Weeping Beech is primarily valued in the landscape for its highly ornamental weeping form. It has rich green deciduous foliage. The serrated pointy leaves turn an outstanding coppery-bronze in the fall. The smooth silver bark is extremely showy and adds significant winter interest.
Weeping Beech is a dense deciduous tree with a rounded form and gracefully weeping branches. Its average texture blends into the landscape, but can be balanced by one or two finer or coarser trees or shrubs for an effective composition.
Weeping Beech will grow to be about 50 feet tall at maturity, with a spread of 50 feet. It has a low canopy with a typical clearance of 4 feet from the ground, and should not be planted underneath power lines. It grows at a slow rate, and under ideal conditions can be expected to live to a ripe old age of 120 years or more; think of this as a heritage tree for future generations!
This tree should only be grown in full sunlight. It does best in average to evenly moist conditions, but will not tolerate standing water. It is not particular as to soil type or pH. It is somewhat tolerant of urban pollution, and will benefit from being planted in a relatively sheltered location.
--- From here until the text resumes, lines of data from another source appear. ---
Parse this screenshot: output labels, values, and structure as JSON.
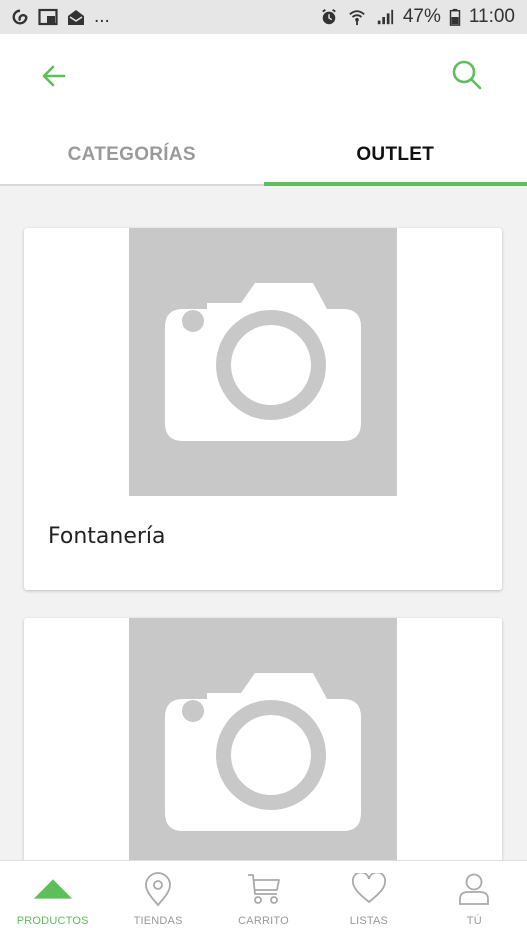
{
  "status_bar": {
    "ellipsis": "...",
    "battery": "47%",
    "time": "11:00",
    "icons": [
      "swirl-icon",
      "window-icon",
      "mail-icon",
      "alarm-icon",
      "wifi-icon",
      "signal-icon",
      "battery-icon"
    ]
  },
  "header": {
    "back_icon": "arrow-left-icon",
    "search_icon": "search-icon",
    "accent_color": "#5cbf5a"
  },
  "tabs": [
    {
      "label": "CATEGORÍAS",
      "active": false
    },
    {
      "label": "OUTLET",
      "active": true
    }
  ],
  "cards": [
    {
      "title": "Fontanería",
      "image_icon": "camera-placeholder-icon"
    },
    {
      "title": "",
      "image_icon": "camera-placeholder-icon"
    }
  ],
  "bottom_nav": {
    "items": [
      {
        "label": "PRODUCTOS",
        "icon": "triangle-icon",
        "active": true
      },
      {
        "label": "TIENDAS",
        "icon": "location-pin-icon",
        "active": false
      },
      {
        "label": "CARRITO",
        "icon": "cart-icon",
        "active": false
      },
      {
        "label": "LISTAS",
        "icon": "heart-icon",
        "active": false
      },
      {
        "label": "TÚ",
        "icon": "user-icon",
        "active": false
      }
    ]
  }
}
This is a selected variety of a species not originally from North America.